The NFL as a Mega-Crisis: Applications of Fractal Theory

Cory Young, Ithaca College
Terry Rentner, Bowling Green State Univeristy

12:00 AM - 12:00 AM

The National Football League (NFL) is facing a reputation crisis—a serious problem for a powerhouse institution that airs its Super Bowl in 180 countries. Public and media scrutiny for its handling of domestic abuse cases and denial of concussions leading to Chronic Traumatic Encephalopathy (CTE) have left the NFL with a mega-crisis. Television ratings are down, player injuries are up, and fewer youth are participating in the sport. This research, presented at the International Crisis and Risk Communication conference, addresses the CTE and domestic abuse scandals in the NFL and details the League’s responses to both high-profile cases. We provide an understanding of a mega-crisis and then introduce Fractal Crisis Theory as the foundation for an analysis of both situations. The theory provides a context for analyzing how the NFL managed these two crises and offers a unique approach to studying sport and crises. We conclude with recommendations for dealing with future mega-crises.

A close look at the role of regulatory fit in consumers’ responses to unethical firms

Kwansik Mun, University of Wisconsin-Madison
Ilgi Shin, Incheon Catholic University

12:00 AM - 12:00 AM

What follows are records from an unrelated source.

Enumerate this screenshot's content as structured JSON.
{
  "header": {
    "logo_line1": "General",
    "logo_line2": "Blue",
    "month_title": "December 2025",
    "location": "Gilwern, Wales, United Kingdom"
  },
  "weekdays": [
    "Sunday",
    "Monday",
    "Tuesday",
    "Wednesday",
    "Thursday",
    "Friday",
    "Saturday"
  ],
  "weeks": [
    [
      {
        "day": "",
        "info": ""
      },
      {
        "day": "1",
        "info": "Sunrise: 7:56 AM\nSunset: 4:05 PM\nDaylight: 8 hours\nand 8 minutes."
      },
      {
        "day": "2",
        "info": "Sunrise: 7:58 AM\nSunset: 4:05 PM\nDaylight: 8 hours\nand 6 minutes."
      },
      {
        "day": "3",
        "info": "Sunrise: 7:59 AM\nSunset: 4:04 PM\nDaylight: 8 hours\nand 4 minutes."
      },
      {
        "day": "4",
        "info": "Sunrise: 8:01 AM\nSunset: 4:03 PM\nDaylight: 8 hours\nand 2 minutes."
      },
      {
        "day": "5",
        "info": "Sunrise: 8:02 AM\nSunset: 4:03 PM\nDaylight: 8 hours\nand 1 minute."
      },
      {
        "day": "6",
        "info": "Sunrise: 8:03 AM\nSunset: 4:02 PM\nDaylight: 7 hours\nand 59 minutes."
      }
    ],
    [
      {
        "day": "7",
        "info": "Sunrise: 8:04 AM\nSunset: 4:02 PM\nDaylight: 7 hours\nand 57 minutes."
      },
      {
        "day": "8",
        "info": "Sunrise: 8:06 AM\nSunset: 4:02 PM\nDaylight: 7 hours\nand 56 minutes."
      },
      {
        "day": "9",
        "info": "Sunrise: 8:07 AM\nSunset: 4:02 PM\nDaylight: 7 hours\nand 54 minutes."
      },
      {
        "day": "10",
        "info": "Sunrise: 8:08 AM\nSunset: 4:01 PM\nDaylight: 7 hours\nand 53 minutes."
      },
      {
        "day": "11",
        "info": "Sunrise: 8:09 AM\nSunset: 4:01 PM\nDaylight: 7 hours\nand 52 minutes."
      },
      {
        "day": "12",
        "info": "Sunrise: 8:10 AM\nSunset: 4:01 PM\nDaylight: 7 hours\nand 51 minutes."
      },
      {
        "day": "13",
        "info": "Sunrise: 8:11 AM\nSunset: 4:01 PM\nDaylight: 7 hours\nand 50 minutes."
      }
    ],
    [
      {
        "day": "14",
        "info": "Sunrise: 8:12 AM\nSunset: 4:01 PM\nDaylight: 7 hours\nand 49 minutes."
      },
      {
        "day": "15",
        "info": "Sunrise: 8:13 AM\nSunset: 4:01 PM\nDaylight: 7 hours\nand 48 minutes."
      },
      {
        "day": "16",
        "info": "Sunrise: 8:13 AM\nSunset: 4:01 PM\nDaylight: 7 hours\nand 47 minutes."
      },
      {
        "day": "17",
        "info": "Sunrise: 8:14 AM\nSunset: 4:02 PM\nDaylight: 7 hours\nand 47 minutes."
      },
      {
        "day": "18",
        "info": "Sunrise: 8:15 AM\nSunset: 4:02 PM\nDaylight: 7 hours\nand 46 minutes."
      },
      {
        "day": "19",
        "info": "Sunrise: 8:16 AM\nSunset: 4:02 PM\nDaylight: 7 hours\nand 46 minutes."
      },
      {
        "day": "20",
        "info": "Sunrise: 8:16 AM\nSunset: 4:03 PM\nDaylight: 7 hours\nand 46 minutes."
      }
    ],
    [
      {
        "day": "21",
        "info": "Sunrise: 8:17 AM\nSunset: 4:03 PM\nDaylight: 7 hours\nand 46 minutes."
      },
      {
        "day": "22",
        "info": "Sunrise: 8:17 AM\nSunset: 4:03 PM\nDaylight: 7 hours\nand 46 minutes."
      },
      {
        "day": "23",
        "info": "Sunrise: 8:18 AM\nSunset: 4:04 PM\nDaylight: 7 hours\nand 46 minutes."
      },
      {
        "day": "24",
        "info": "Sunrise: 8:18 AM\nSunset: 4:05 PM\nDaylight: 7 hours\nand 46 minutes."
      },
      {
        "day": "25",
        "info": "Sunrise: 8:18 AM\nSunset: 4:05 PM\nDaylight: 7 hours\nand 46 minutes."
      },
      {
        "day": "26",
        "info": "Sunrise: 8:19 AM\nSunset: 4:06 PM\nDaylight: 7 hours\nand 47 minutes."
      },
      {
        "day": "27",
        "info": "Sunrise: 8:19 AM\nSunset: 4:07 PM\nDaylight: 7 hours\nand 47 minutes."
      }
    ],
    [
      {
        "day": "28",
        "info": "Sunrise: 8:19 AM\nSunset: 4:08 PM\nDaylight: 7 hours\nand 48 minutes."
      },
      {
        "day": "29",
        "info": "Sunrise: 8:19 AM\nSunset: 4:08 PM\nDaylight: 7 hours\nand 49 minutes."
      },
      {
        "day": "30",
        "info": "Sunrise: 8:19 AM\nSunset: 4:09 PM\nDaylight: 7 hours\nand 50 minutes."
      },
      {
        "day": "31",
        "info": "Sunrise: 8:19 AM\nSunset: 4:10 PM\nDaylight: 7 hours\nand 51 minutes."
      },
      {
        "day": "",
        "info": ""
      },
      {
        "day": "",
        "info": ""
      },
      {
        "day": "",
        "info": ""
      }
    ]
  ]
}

Our knowledge is not enough to clearly explain how consumers respond to unethical firms, thereby forming attitudes toward unethical firms’ brand and buying their products. In this sense, we conduct a one-way experimental design to test regulatory focus theory when it comes to attitudes toward unethical firms’ brand and the purchase intention. Our findings reveal that promotion-oriented participants were more negative toward Mitsubishi, which violates achievement (e.g. fuel efficiency), than prevention-oriented participants. More importantly, promotion-oriented people were less likely to buy Mitsubishi automobiles than prevention-oriented people. In contrast, prevention-oriented consumers are negative toward Volkswagen which violates protection (e.g. carbon dioxide emission reduction).